* INSTRUCTIONS FOR THE TASK
Lines from the listing below that contain the string "aggressive" are to be reported.

* TASK DATA
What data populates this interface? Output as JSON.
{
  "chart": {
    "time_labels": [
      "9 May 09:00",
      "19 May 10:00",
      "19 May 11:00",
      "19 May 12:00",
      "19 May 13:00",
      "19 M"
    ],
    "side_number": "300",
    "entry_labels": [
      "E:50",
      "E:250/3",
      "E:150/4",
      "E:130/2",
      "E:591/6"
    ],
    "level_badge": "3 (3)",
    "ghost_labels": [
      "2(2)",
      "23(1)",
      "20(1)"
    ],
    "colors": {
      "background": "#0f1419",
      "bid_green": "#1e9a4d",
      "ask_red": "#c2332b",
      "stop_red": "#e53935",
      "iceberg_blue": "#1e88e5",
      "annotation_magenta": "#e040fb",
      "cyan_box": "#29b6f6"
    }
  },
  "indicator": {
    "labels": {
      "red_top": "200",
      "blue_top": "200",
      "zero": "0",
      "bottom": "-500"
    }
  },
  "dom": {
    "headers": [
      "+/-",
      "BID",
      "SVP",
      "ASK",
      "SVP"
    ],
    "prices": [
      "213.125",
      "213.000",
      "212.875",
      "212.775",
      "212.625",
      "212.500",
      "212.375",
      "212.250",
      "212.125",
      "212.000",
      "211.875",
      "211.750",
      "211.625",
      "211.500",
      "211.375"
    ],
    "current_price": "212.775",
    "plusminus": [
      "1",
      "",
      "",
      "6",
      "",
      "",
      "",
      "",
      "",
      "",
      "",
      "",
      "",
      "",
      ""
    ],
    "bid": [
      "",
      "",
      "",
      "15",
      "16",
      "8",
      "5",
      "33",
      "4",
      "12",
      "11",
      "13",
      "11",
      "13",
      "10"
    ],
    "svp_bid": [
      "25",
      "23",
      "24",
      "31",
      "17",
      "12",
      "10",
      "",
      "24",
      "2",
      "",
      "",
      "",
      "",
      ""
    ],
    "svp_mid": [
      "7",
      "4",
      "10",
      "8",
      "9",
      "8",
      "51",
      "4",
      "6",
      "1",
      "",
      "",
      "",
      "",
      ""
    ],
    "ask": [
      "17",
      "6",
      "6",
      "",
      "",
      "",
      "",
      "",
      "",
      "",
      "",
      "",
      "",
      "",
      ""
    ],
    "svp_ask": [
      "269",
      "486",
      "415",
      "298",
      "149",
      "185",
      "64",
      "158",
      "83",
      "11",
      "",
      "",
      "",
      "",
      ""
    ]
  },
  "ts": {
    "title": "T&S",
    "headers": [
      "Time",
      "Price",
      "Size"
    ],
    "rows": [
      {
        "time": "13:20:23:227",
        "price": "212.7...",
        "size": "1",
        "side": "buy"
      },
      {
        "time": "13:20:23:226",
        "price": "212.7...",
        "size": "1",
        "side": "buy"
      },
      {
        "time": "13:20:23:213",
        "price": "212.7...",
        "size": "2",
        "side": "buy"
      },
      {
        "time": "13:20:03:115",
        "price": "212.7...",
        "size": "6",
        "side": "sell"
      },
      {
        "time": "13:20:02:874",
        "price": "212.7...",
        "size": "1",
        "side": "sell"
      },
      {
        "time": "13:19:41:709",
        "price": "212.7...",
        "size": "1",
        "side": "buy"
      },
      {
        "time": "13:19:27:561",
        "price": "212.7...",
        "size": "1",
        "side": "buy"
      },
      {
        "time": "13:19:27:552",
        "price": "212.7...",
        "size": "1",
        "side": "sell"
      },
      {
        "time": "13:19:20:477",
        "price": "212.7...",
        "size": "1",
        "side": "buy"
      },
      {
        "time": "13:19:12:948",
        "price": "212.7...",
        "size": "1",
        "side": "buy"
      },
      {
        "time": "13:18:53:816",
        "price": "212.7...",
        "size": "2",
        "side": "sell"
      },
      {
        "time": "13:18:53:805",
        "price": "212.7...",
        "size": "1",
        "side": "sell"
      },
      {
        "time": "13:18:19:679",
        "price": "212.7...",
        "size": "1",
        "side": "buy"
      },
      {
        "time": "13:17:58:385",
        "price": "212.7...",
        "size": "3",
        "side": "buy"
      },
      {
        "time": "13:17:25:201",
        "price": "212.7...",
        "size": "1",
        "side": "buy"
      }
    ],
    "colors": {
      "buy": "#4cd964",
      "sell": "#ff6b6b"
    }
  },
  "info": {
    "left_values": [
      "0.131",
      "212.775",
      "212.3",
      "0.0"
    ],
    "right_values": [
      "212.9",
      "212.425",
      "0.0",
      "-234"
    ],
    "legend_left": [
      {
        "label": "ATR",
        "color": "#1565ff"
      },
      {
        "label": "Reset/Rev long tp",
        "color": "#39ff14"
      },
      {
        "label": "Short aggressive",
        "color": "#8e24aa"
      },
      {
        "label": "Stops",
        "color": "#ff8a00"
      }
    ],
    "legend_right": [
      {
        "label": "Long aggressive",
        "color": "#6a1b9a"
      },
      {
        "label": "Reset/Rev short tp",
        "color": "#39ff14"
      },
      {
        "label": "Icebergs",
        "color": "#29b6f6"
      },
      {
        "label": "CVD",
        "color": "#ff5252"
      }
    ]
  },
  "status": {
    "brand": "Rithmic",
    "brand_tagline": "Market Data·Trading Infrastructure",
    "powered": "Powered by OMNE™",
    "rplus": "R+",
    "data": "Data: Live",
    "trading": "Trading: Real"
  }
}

* RESULT
        "label": "Short aggressive",
        "label": "Long aggressive",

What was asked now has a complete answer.